    When the Palms moved into the building, Mrs. Palm added a millinery stock to the variety store, since she was a trained milliner, and later they disposed of the variety stock. Mrs. Palm was in business for 19 years.
    Later the couple built the home on South Holly Street where Mrs. Palm still lives.
    A statue in the library park was erected in Mr. Palm's honor. In recent years Mrs. Palm, a devoted Presbyterian, donated the carillon bells which now sound daily from Medford First Presbyterian Church. At 10 a.m. on the day of Mrs. Palm's 95th birthday, "Happy Birthday" was played by the chimes.
    Mrs. Palm remains active and interested in the affairs of the city, state and nation. Every Sunday morning Mrs. Palm is to be found attending the 11 o'clock service at the church, and the coffee hour which follows. One of her diversions at home includes cards, and she is particularly fond of canasta.
    Here for the event Wednesday were Dr. and Mrs. William L. Barnum and sons, Bill and Bob, Oswego, Ore.; Miss Karen Kisky and Mrs. Marguerite Elliott, Portland, and Kirt Watson, Alameda, Calif. Dr. Barnum is a son of Mrs. Eldridge.
Medford Mail Tribune, September 7, 1958, page 18

Callie Palm, October 16, 1960 Medford Mail Tribune, page 9
Mrs. Callie Palm, Long-Time Valley Resident, Dies Here
    Mrs. Callie Palm, 97-year-old early valley resident, died Saturday morning at a local hospital.
    She had been in the hospital about a month.
    Mrs. Palm was born Sept. 3, 1863, in Kenton, Ohio. She came to Medford with her husband, the late Charles W. Palm, in 1887. She celebrated her 95th birthday in her home at 343 South Holly St. Sept. 3, 1958.
    The Palms rented a building on South Front St. where they operated a variety store shortly after they came to Medford. Later Mr. Palm built a small frame structure on the corner of Main and Fir sts. Mrs. Palm still owned the building on that corner. When it was erected, it was the only building west of the Southern Pacific railway tracks. [Possibly the only store building, but it was preceded by the Clarenden Hotel and many residences.]
    When the Palms moved into the building, Mrs. Palm added a millinery stock to the variety store, since she was a trained milliner, and later they disposed of the variety stock. Mrs. Palm was in business for 19 years.
    Later the couple built the home on South Holly st., where Mrs. Palm lived until she entered the hospital.
    A statue in the library park was erected in Mr. Palm's honor. In recent years Mrs. Palm, a devoted Presbyterian, donated the carillon bells which now sound daily from the United Presbyterian Church.
    Up to her death Mrs. Palm kept an active interest in local, state and national affairs.

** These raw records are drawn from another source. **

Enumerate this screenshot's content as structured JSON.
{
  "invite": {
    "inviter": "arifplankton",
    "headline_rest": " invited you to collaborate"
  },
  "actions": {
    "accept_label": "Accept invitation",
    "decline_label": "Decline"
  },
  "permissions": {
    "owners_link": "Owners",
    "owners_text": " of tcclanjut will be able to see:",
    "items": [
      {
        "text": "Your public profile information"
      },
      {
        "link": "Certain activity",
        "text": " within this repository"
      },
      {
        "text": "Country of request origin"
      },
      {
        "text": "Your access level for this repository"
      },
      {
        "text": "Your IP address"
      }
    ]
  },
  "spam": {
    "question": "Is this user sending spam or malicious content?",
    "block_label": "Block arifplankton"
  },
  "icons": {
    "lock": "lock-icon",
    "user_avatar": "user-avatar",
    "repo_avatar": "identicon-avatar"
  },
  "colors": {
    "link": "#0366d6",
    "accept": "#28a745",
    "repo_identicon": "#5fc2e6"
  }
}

    Funeral services will be held at 3 p.m. Tuesday at the First Presbyterian Church. The Rev. D. Kirkland West will officiate. Chapel Mortuary is in charge of arrangements.
Medford Mail Tribune, October 16, 1960, page 9

Last revised March 14, 2024